Even before the election result, Trump was seen as having voiced the concerns of the (white working class) mass of the electorate in the US, and of taking votes from those who were understandably less than enthused by Madame Clinton. But for him to claim basically half the electoral vote on a programme that was fronted by building a wall on the Mexican border, protecting US jobs against the nefarious schemes of domestic capitalists and foreign countries, and to ‘Make America Great Again’, reveals more than a little about the political outlook of the voters. More than half of the voters, one would have to say, given that Clinton also felt the need to shadow some of Trump’s policies. It is an outlook that will support the revival of economic nationalism by the US as an imperialist power, and it will encourage others to do the same.
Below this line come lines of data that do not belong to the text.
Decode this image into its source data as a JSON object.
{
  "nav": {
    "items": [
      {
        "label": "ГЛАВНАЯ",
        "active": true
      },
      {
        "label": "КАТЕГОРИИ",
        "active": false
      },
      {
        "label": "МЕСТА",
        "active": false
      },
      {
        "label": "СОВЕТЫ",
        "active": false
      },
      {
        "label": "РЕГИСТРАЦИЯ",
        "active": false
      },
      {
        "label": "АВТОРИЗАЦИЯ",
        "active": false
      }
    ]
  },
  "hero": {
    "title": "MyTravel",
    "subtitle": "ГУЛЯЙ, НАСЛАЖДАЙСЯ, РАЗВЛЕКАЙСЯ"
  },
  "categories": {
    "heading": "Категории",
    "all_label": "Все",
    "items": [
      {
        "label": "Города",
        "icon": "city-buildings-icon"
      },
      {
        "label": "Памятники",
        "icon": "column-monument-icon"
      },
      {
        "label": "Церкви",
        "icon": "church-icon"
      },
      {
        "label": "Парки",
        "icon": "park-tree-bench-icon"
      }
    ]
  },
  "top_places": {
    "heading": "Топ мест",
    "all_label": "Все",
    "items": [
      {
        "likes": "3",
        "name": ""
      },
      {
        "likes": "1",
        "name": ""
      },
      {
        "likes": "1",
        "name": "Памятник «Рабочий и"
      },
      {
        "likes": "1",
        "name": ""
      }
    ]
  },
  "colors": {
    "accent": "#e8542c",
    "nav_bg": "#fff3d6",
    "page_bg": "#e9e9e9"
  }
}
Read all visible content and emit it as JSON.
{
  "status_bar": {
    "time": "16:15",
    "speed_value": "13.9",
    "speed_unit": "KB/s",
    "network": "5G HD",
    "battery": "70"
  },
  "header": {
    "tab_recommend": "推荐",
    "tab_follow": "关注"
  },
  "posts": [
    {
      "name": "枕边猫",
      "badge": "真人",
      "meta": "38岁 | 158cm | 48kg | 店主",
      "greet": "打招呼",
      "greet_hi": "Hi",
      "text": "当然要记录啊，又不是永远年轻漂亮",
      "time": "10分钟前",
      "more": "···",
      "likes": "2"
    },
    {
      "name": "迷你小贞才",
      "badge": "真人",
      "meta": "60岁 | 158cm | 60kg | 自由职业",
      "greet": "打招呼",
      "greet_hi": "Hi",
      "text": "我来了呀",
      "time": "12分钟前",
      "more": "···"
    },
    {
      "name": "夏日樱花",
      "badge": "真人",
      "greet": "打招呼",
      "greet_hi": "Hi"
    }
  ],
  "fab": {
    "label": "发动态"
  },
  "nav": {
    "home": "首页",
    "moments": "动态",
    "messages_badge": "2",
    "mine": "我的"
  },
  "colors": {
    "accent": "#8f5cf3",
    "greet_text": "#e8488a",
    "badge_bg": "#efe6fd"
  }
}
In that respect, the US election has similarities with the Brexit vote in the UK. It is not so much that the incumbent political class has ‘lost touch’ with the masses, and must move aside or reconnect, although this view is supported by the presence of dumb elites who have still not really figured out that their comfortable maxims no longer work as the capitalist crisis becomes entrenched. It is more that a political system only works if votes can be accumulated to support particular policies. But maintaining the previous policies has less and less political support. In north-west Europe and in the US, the masses are revolting – in both senses of the term, as far as the elites are concerned. The politicians must, and will, adapt. Yet, they will be adapting not to a burgeoning protest about the evils of capitalism, but to a demand that privileges must be protected in a stagnant world economy. In other words, they will respond to reactionary popular sentiment.
It should be little surprise that the Brexit vote is seen as a marker by many commentators. After all, Britain is a key part of the existing structure of world power – of trade, financial and security arrangements – despite weighing far below the US. Another interesting, historically more distant, marker is the devaluation of sterling on 18 November 1967, an event that was a watershed in the later collapse of the Bretton Woods world financial system of fixed exchange rates. Ironically, the 14% or so devaluation then is similar to the devaluation of sterling after the 23 June 2016 Brexit vote! This also reflects the pressures on the system of world power and the trouble faced by the Anglosphere today.